• WHAT THE TASK REQUIRES
Every entry should appear in your answer exactly as it does here.

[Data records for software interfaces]
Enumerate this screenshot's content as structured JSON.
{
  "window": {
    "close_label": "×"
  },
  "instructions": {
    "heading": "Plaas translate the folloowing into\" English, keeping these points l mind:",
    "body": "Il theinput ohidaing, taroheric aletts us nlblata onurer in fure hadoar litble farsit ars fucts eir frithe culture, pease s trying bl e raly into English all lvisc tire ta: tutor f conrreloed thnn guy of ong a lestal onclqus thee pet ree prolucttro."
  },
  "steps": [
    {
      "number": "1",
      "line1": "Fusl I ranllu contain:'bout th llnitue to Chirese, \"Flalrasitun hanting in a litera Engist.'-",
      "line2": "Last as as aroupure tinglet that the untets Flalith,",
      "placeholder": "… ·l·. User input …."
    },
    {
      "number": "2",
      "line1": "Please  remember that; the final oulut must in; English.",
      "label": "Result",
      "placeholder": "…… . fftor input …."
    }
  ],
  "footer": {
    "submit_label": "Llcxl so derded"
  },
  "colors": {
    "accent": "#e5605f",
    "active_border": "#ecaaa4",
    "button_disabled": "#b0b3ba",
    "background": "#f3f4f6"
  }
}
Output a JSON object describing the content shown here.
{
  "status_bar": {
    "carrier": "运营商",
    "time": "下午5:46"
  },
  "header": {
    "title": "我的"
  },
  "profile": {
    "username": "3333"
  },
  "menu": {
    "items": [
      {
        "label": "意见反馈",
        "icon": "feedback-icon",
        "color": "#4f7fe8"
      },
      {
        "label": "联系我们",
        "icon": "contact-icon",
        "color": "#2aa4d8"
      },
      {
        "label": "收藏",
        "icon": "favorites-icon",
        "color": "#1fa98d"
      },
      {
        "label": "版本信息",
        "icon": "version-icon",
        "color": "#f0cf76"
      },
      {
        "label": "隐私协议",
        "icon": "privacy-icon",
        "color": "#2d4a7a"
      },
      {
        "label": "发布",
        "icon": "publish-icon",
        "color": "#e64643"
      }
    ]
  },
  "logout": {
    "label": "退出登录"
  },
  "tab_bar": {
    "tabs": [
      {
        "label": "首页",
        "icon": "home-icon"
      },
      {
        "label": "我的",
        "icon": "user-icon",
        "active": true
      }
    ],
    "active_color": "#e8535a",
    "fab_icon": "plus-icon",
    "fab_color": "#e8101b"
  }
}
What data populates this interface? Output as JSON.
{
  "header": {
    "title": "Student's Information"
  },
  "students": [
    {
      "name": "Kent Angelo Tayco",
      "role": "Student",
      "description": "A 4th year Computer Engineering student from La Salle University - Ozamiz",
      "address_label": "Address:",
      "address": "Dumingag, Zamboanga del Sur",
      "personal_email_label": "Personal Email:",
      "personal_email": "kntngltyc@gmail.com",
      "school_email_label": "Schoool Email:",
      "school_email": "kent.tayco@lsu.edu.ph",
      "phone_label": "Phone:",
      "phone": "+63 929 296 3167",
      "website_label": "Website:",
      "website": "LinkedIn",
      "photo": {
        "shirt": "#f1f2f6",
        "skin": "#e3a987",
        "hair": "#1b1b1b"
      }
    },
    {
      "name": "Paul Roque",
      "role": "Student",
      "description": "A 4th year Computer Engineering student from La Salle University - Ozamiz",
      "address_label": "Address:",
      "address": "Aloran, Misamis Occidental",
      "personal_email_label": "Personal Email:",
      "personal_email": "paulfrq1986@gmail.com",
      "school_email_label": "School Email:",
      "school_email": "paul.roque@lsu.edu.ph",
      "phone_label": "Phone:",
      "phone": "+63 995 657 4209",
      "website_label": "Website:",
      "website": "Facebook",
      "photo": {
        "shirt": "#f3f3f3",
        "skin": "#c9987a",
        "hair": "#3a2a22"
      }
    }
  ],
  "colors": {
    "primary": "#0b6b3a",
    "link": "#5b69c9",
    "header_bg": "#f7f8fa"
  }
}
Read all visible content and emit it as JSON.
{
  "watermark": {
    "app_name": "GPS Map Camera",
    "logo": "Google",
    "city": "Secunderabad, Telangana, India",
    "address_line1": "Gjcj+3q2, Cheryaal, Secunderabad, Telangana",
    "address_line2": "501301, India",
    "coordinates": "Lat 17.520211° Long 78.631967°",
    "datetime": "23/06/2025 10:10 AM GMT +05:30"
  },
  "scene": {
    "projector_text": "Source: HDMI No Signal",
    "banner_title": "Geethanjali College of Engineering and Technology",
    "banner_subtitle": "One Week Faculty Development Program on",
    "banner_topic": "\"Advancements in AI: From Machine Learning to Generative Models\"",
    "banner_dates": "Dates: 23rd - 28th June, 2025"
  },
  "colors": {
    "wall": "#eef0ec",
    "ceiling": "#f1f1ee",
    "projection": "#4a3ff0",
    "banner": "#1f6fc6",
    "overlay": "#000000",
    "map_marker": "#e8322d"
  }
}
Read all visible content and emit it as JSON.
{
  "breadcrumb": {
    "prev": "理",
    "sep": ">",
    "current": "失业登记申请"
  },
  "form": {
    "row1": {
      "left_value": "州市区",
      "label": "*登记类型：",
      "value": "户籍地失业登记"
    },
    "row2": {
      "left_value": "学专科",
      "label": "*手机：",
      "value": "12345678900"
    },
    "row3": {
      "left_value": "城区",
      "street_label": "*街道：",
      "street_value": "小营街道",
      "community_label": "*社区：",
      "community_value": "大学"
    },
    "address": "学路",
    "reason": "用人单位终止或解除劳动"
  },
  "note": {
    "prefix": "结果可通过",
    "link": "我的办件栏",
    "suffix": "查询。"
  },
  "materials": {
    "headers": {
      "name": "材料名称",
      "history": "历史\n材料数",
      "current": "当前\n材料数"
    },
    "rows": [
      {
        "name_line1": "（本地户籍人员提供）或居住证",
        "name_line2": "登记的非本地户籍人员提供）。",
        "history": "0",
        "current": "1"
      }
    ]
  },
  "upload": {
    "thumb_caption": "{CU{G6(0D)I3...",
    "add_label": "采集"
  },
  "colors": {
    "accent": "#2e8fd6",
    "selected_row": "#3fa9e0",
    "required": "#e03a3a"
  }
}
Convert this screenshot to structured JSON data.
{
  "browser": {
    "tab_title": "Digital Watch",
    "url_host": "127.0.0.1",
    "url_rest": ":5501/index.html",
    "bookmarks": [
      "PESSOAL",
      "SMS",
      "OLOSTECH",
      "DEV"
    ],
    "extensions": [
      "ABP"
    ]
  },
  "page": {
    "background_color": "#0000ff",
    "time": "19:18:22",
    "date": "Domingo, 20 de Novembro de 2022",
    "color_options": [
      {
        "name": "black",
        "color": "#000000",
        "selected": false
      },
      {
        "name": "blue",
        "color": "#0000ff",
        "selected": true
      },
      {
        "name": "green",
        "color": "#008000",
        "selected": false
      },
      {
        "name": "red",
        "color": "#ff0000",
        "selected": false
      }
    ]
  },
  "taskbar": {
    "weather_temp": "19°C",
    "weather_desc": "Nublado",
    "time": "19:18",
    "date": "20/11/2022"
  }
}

• REPLY TO THE TASK
Enumerate this screenshot's content as structured JSON.
{
  "window": {
    "close_label": "×"
  },
  "instructions": {
    "heading": "Plaas translate the folloowing into\" English, keeping these points l mind:",
    "body": "Il theinput ohidaing, taroheric aletts us nlblata onurer in fure hadoar litble farsit ars fucts eir frithe culture, pease s trying bl e raly into English all lvisc tire ta: tutor f conrreloed thnn guy of ong a lestal onclqus thee pet ree prolucttro."
  },
  "steps": [
    {
      "number": "1",
      "line1": "Fusl I ranllu contain:'bout th llnitue to Chirese, \"Flalrasitun hanting in a litera Engist.'-",
      "line2": "Last as as aroupure tinglet that the untets Flalith,",
      "placeholder": "… ·l·. User input …."
    },
    {
      "number": "2",
      "line1": "Please  remember that; the final oulut must in; English.",
      "label": "Result",
      "placeholder": "…… . fftor input …."
    }
  ],
  "footer": {
    "submit_label": "Llcxl so derded"
  },
  "colors": {
    "accent": "#e5605f",
    "active_border": "#ecaaa4",
    "button_disabled": "#b0b3ba",
    "background": "#f3f4f6"
  }
}
Output a JSON object describing the content shown here.
{
  "status_bar": {
    "carrier": "运营商",
    "time": "下午5:46"
  },
  "header": {
    "title": "我的"
  },
  "profile": {
    "username": "3333"
  },
  "menu": {
    "items": [
      {
        "label": "意见反馈",
        "icon": "feedback-icon",
        "color": "#4f7fe8"
      },
      {
        "label": "联系我们",
        "icon": "contact-icon",
        "color": "#2aa4d8"
      },
      {
        "label": "收藏",
        "icon": "favorites-icon",
        "color": "#1fa98d"
      },
      {
        "label": "版本信息",
        "icon": "version-icon",
        "color": "#f0cf76"
      },
      {
        "label": "隐私协议",
        "icon": "privacy-icon",
        "color": "#2d4a7a"
      },
      {
        "label": "发布",
        "icon": "publish-icon",
        "color": "#e64643"
      }
    ]
  },
  "logout": {
    "label": "退出登录"
  },
  "tab_bar": {
    "tabs": [
      {
        "label": "首页",
        "icon": "home-icon"
      },
      {
        "label": "我的",
        "icon": "user-icon",
        "active": true
      }
    ],
    "active_color": "#e8535a",
    "fab_icon": "plus-icon",
    "fab_color": "#e8101b"
  }
}
What data populates this interface? Output as JSON.
{
  "header": {
    "title": "Student's Information"
  },
  "students": [
    {
      "name": "Kent Angelo Tayco",
      "role": "Student",
      "description": "A 4th year Computer Engineering student from La Salle University - Ozamiz",
      "address_label": "Address:",
      "address": "Dumingag, Zamboanga del Sur",
      "personal_email_label": "Personal Email:",
      "personal_email": "kntngltyc@gmail.com",
      "school_email_label": "Schoool Email:",
      "school_email": "kent.tayco@lsu.edu.ph",
      "phone_label": "Phone:",
      "phone": "+63 929 296 3167",
      "website_label": "Website:",
      "website": "LinkedIn",
      "photo": {
        "shirt": "#f1f2f6",
        "skin": "#e3a987",
        "hair": "#1b1b1b"
      }
    },
    {
      "name": "Paul Roque",
      "role": "Student",
      "description": "A 4th year Computer Engineering student from La Salle University - Ozamiz",
      "address_label": "Address:",
      "address": "Aloran, Misamis Occidental",
      "personal_email_label": "Personal Email:",
      "personal_email": "paulfrq1986@gmail.com",
      "school_email_label": "School Email:",
      "school_email": "paul.roque@lsu.edu.ph",
      "phone_label": "Phone:",
      "phone": "+63 995 657 4209",
      "website_label": "Website:",
      "website": "Facebook",
      "photo": {
        "shirt": "#f3f3f3",
        "skin": "#c9987a",
        "hair": "#3a2a22"
      }
    }
  ],
  "colors": {
    "primary": "#0b6b3a",
    "link": "#5b69c9",
    "header_bg": "#f7f8fa"
  }
}
Read all visible content and emit it as JSON.
{
  "watermark": {
    "app_name": "GPS Map Camera",
    "logo": "Google",
    "city": "Secunderabad, Telangana, India",
    "address_line1": "Gjcj+3q2, Cheryaal, Secunderabad, Telangana",
    "address_line2": "501301, India",
    "coordinates": "Lat 17.520211° Long 78.631967°",
    "datetime": "23/06/2025 10:10 AM GMT +05:30"
  },
  "scene": {
    "projector_text": "Source: HDMI No Signal",
    "banner_title": "Geethanjali College of Engineering and Technology",
    "banner_subtitle": "One Week Faculty Development Program on",
    "banner_topic": "\"Advancements in AI: From Machine Learning to Generative Models\"",
    "banner_dates": "Dates: 23rd - 28th June, 2025"
  },
  "colors": {
    "wall": "#eef0ec",
    "ceiling": "#f1f1ee",
    "projection": "#4a3ff0",
    "banner": "#1f6fc6",
    "overlay": "#000000",
    "map_marker": "#e8322d"
  }
}
Read all visible content and emit it as JSON.
{
  "breadcrumb": {
    "prev": "理",
    "sep": ">",
    "current": "失业登记申请"
  },
  "form": {
    "row1": {
      "left_value": "州市区",
      "label": "*登记类型：",
      "value": "户籍地失业登记"
    },
    "row2": {
      "left_value": "学专科",
      "label": "*手机：",
      "value": "12345678900"
    },
    "row3": {
      "left_value": "城区",
      "street_label": "*街道：",
      "street_value": "小营街道",
      "community_label": "*社区：",
      "community_value": "大学"
    },
    "address": "学路",
    "reason": "用人单位终止或解除劳动"
  },
  "note": {
    "prefix": "结果可通过",
    "link": "我的办件栏",
    "suffix": "查询。"
  },
  "materials": {
    "headers": {
      "name": "材料名称",
      "history": "历史\n材料数",
      "current": "当前\n材料数"
    },
    "rows": [
      {
        "name_line1": "（本地户籍人员提供）或居住证",
        "name_line2": "登记的非本地户籍人员提供）。",
        "history": "0",
        "current": "1"
      }
    ]
  },
  "upload": {
    "thumb_caption": "{CU{G6(0D)I3...",
    "add_label": "采集"
  },
  "colors": {
    "accent": "#2e8fd6",
    "selected_row": "#3fa9e0",
    "required": "#e03a3a"
  }
}
Convert this screenshot to structured JSON data.
{
  "browser": {
    "tab_title": "Digital Watch",
    "url_host": "127.0.0.1",
    "url_rest": ":5501/index.html",
    "bookmarks": [
      "PESSOAL",
      "SMS",
      "OLOSTECH",
      "DEV"
    ],
    "extensions": [
      "ABP"
    ]
  },
  "page": {
    "background_color": "#0000ff",
    "time": "19:18:22",
    "date": "Domingo, 20 de Novembro de 2022",
    "color_options": [
      {
        "name": "black",
        "color": "#000000",
        "selected": false
      },
      {
        "name": "blue",
        "color": "#0000ff",
        "selected": true
      },
      {
        "name": "green",
        "color": "#008000",
        "selected": false
      },
      {
        "name": "red",
        "color": "#ff0000",
        "selected": false
      }
    ]
  },
  "taskbar": {
    "weather_temp": "19°C",
    "weather_desc": "Nublado",
    "time": "19:18",
    "date": "20/11/2022"
  }
}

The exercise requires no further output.